I have performed these relevant investigations with different DNA sequences i.e. with and without off targets. So, the changing nature of a given step with off-targets not only helps in aiding the molecular understanding of it but also its specificity. Judicious selection of fluorophore labeling positions can allow you to investigate any of the given steps either individually or combinatorially. Two such labeling geometry is shown below (Figure 2), which we employed to investigate how Cas9-RNA recognizes/rejects and unwinds different DNA sequences.

We have also investigated other important steps of CRISPR-RNA targeting using a similar approach and extended it to CRISPR-Cpf1 family and other CRISPR-Cas9 variants which are currently the most widely used genome engineering CRISPR tools. The obtained information can help us understand the mechanism of these genome engineering tools, design strategies to improve their efficiency and accuracy, perform rationale-guided engineering of new CRISPR tools and CRISPR inhibitors/activators.

Figure 2. smFRET assay to study DNA interrogation i.e.(recognition-rejection) by Cas9-RNA.
(a) Schematic of single-molecule FRET assay to study DNA interrogation by Cas9-RNA. Specific interaction between Donor (Cy3) labeled and surface immobilized DNA target and acceptor (Cy5) labeled Cas9-RNA in solution results in FRET, where different FRET values report also report on nature of these interactions. (b) DNA targets with different positions and extent of off-target bp (mismatches) were used in these experiments. (c) A representative smFRET time-trajectory showing the real-time interaction between Cas9-RNA and a DNA target molecule with 12 PAM-distal mismatches. DNA targets with < 12 PAM-distal mismatches were ultra-stably bound by Cas9-RNA. (d) These experiments with different DNA targets helped us uncover bimodal binding nature of Cas9-RNA i.e. Cas9-RNA binds DNA in predominantly two distint sub-steps, first being a PAM-surveillance step and if PAM is detected then the DNA unwinding ensues leading to second sub-step. (e) Schematic of single-molecule FRET assay to study Cas9-RNA induced DNA unwinding. The FRET pair were placed in the two opposite strands of the dsDNA target, the separation between which increase during unwinding leading to a lower FRET efficiency. FRET efficiency reports on the different extent of DNA unwinding. (f) DNA unwinding in real-time with mismatches and different Cas9 variants shows how both PAM-distal mismatches and mutations of engineered Cas9s (deCas9 & dCas9-HF1) can destablize a fully unwound DNA state. (g) This destabilization correlated with reduced rate of cleavage underlying the importance of DNA unwinding for cleavage action of Cas9.
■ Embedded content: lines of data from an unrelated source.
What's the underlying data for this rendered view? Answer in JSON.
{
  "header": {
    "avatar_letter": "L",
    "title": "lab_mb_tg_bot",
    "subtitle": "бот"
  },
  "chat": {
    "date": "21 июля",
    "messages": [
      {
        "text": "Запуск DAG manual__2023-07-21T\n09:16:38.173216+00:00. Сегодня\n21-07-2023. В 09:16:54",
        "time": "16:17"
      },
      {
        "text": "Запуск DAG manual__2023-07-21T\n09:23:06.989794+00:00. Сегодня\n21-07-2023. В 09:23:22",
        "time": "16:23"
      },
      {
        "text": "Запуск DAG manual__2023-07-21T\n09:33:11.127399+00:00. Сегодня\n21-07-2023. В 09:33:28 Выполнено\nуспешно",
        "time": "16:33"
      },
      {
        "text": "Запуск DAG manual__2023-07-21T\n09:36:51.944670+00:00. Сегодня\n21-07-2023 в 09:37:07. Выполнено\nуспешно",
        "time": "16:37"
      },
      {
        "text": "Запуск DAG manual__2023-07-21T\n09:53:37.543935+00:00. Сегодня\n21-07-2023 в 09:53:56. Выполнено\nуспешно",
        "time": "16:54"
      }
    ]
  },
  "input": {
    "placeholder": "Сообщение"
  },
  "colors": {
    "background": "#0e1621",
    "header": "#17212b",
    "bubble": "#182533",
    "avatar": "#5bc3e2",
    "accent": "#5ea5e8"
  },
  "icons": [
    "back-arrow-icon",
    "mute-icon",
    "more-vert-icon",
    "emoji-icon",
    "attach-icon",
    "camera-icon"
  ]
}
Figure 3. Cpf1 (Cas12a) vs. Cas9.
Ribonucleoprotein complex of Cpf1, also known as Cas12a, with the guide-RNA (Cpf1-RNA) interrogates DNA in two primary modes. Mode I involves PAM-surveillance which is independent of DNA target sequence. If PAM is detected then the mode II ensues which involves DNA unwinding and R-loop formation. This dual mode of DNA interrogation is common between Cpf1-RNA and Cas9-RNA. Major differences are in the specificity of stable binding and cleavage. Cpf1-RNA requires ≥ 17 bp of matching base pairs (bp) for being near-permanently locked onto the DNA target and to carry out its cleavage. Whereas Cas9-RNA can be permanently locked onto the DNA with only ≥ 9 bp but carries out its cleavage only when matching bp ≥ 16 bp. Another difference is in the manner in which Cpf1 achieves near permanent/stable binding. Post the DNA cleavage, Cpf1 employs a septum that prevents re-hybridization between two strands of the DNA thus preventing any dissolution of the R-loop and Cpf1-RNA dissociation from the DNA target.


My 3 minute case for doing smFRET for CRISPR that I presented to a general non-specialist audience.